The FDA recently approved the amyloid beta-directed antibody indicated for the treatment of the progressive disease.
A new treatment for Alzheimer disease (AD) provides another option to treat this progressive disease that causes the brain to atrophy.
Known as one of the most common causes of dementia in adults, AD leads to a decline in the ability to function independently, behavioral and social skills, and thinking processes.¹
About 5.8 million Americans in 2020 were living with the disease, according to CDC data.2
Estimates show that this number will nearly triple to about 14 million people by the year 2060. Although the disease occurs mostly in older individuals, symptoms sometimes also occur in younger patients.²
AD is the sixth-leading cause of death in the United States and the third-leading cause of death for patients older than age 65 years.³
The disease is named after physician Alois Alzheimer, MD, who in 1906 discovered changes in the brain of a female patient who had died of mental illness. This patient suffered from language problems, memory loss, and unusual behavior. While examining her brain, Alzheimer found a few abnormal clumps, also known as amyloid plaques, and tangled bundles of fibers called neurofibrillary tangles.³
An early symptom of AD is forgetfulness. As the disease advances, the individual may develop more severe memory impairment and can become more debilitated, causing then to struggle with completing everyday tasks. Symptoms are typically noticed by close family members who interact with the individual frequently, and they may become severe to the point that the patients forget relationships and even sometimes the names of loved relatives. Changes in the brains of these patients can also affect their behavior and mood and include aggressiveness, delusions, depression, irritability, more distrust of others, and social withdrawal.¹
Causes of AD may be related to brain proteins that fail to function normally, causing neurons to not be able to perform their duties. This impairment can be caused by environment, genetics, and lifestyle. The damage starts earlier than the point that the symptoms start to show, and in late stages, the brain shrinks significantly from its normal size.¹
The proteins involved include beta-amyloid plaques, which when clumped together cause toxic effects on neurons and disrupt the cell-to-cell connection. Meanwhile, Tau proteins help carry essential minerals and nutrients to the brain, and in patients with AD, these proteins change shape and become entangled. This disrupts the nutrient transport system, affecting brain cell function.¹
Genetics play a role in a patient developing AD, specifically for those with first-degree relatives diagnosed with the disease. Gender also plays a role, with women diagnosed more often than men, though this may also be related to the fact that women tend to live longer.1
One genetic factor known to cause the disease is Apolipoprotein E gene, which with the e4 variation, increases the risk of AD exponentially. Additionally, patients with Down syndrome are more likely to develop AD than others.

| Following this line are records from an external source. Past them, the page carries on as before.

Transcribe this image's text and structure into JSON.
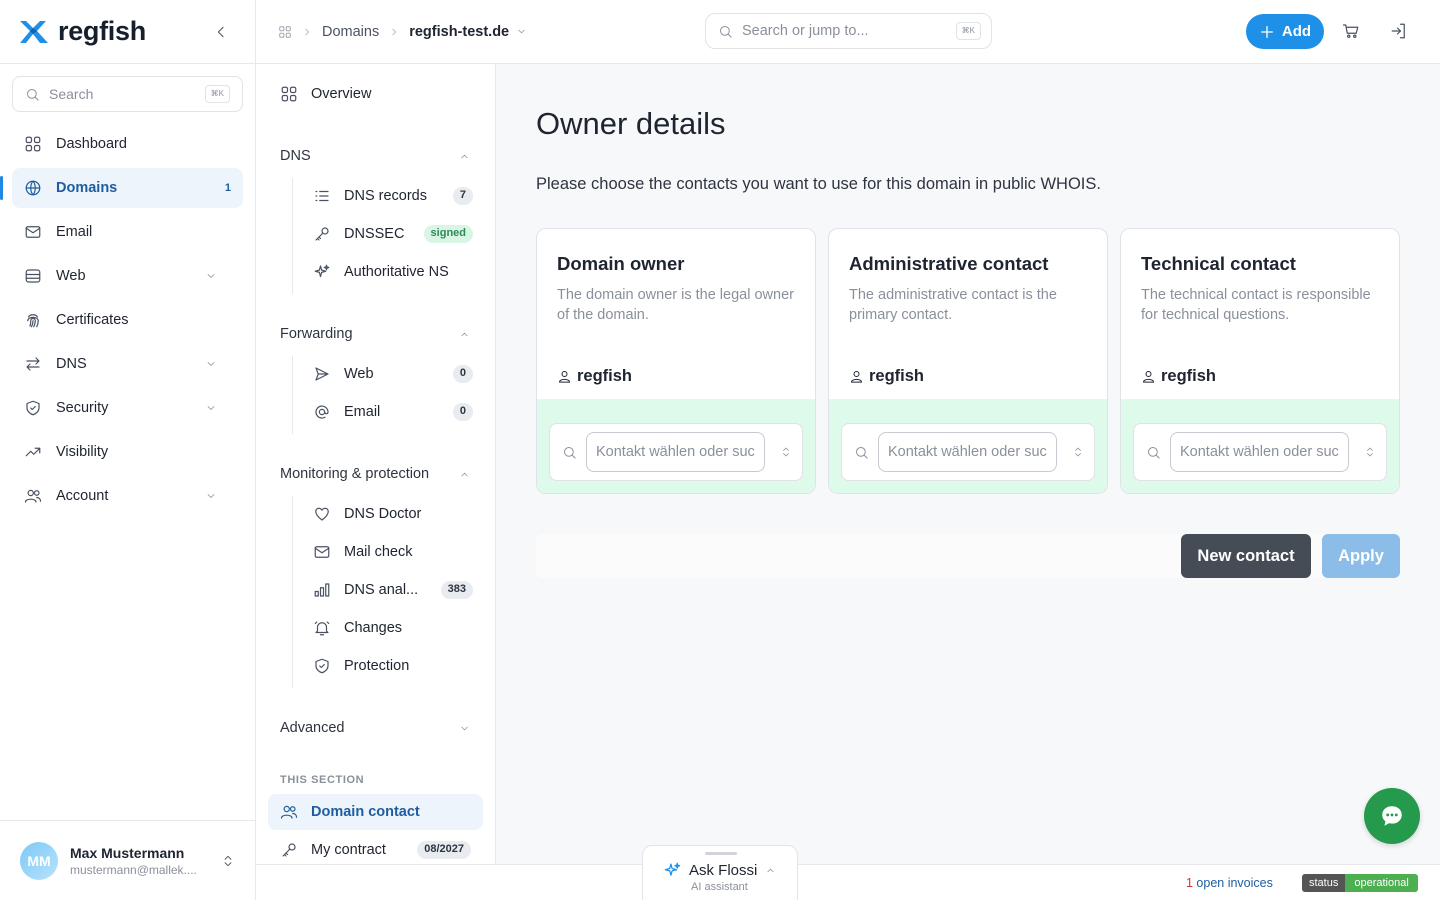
{
  "brand": {
    "name": "regfish"
  },
  "sidebar": {
    "search_placeholder": "Search",
    "search_kbd": "⌘K",
    "items": [
      {
        "label": "Dashboard",
        "icon": "grid-icon"
      },
      {
        "label": "Domains",
        "icon": "globe-icon",
        "count": "1",
        "active": true
      },
      {
        "label": "Email",
        "icon": "mail-icon"
      },
      {
        "label": "Web",
        "icon": "server-icon",
        "expandable": true
      },
      {
        "label": "Certificates",
        "icon": "fingerprint-icon"
      },
      {
        "label": "DNS",
        "icon": "arrows-icon",
        "expandable": true
      },
      {
        "label": "Security",
        "icon": "shield-icon",
        "expandable": true
      },
      {
        "label": "Visibility",
        "icon": "trend-icon"
      },
      {
        "label": "Account",
        "icon": "users-icon",
        "expandable": true
      }
    ],
    "user": {
      "initials": "MM",
      "name": "Max Mustermann",
      "email": "mustermann@mallek...."
    }
  },
  "topbar": {
    "breadcrumb": {
      "parent": "Domains",
      "current": "regfish-test.de"
    },
    "search_placeholder": "Search or jump to...",
    "search_kbd": "⌘K",
    "add_label": "Add"
  },
  "subnav": {
    "overview": "Overview",
    "dns": {
      "heading": "DNS",
      "items": [
        {
          "label": "DNS records",
          "badge": "7"
        },
        {
          "label": "DNSSEC",
          "badge": "signed"
        },
        {
          "label": "Authoritative NS"
        }
      ]
    },
    "forwarding": {
      "heading": "Forwarding",
      "items": [
        {
          "label": "Web",
          "badge": "0"
        },
        {
          "label": "Email",
          "badge": "0"
        }
      ]
    },
    "monitoring": {
      "heading": "Monitoring & protection",
      "items": [
        {
          "label": "DNS Doctor"
        },
        {
          "label": "Mail check"
        },
        {
          "label": "DNS anal...",
          "badge": "383"
        },
        {
          "label": "Changes"
        },
        {
          "label": "Protection"
        }
      ]
    },
    "advanced": "Advanced",
    "section_label": "THIS SECTION",
    "section_items": [
      {
        "label": "Domain contact",
        "active": true
      },
      {
        "label": "My contract",
        "badge": "08/2027"
      }
    ]
  },
  "main": {
    "title": "Owner details",
    "description": "Please choose the contacts you want to use for this domain in public WHOIS.",
    "cards": [
      {
        "title": "Domain owner",
        "desc": "The domain owner is the legal owner of the domain.",
        "contact": "regfish",
        "placeholder": "Kontakt wählen oder suchen"
      },
      {
        "title": "Administrative contact",
        "desc": "The administrative contact is the primary contact.",
        "contact": "regfish",
        "placeholder": "Kontakt wählen oder suchen"
      },
      {
        "title": "Technical contact",
        "desc": "The technical contact is responsible for technical questions.",
        "contact": "regfish",
        "placeholder": "Kontakt wählen oder suchen"
      }
    ],
    "new_contact_label": "New contact",
    "apply_label": "Apply"
  },
  "footer": {
    "invoice_count": "1",
    "invoice_text": " open invoices",
    "status_key": "status",
    "status_value": "operational"
  },
  "assistant": {
    "title": "Ask Flossi",
    "subtitle": "AI assistant"
  },
  "colors": {
    "accent": "#1e90e8",
    "active_bg": "#eef4fb",
    "card_footer": "#defaea",
    "chat": "#259a4c"
  }
}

This is likely related to 3 copies of the chromosome 21, which connect with the creation of beta-amyloid.¹
Diagnosing AD may include neuropsychological testing and brain imaging, using amyloid positron emission tomography (PET), computer tomography, magnetic resonance imaging, PET scan, or Tau PET imaging.¹
Medications used to great AD include those that help with memory symptoms and treat cognitive changes. Two major types of the drugs available on the market for these patients include cholinesterase inhibitors and memantine. Cholinesterase inhibitors may help treat agitation and depression and commonly include donepezil (Aricept), galantamine (Razadyne), and rivastigmine (Exelon). Memantine (Namenda) and the combination of memantine and donepezil (Namzaric) combine a cholinesterase inhibitor with memantine to help with medication compliance and help slow the progression of disease symptoms.¹
On June 8, 2021, the FDA approved aducanumab injection (Aduhelm), an amyloid beta-directed antibody indicated for the treatment of AD. Aduhelm comes in 2 dosages of 170mg/1.7ml and 300mg/3ml solution. The recommended dosage for this drug is 10mg/kg as an intravenous infusion for more than 60 minutes every 4 weeks.⁴
Aduhelm provides new hope for patients diagnosed with AD to have more treatment options available to them after many years of waiting for an FDA approval. The future for research in this area is promising and holds the key to more discoveries, including a cure for AD.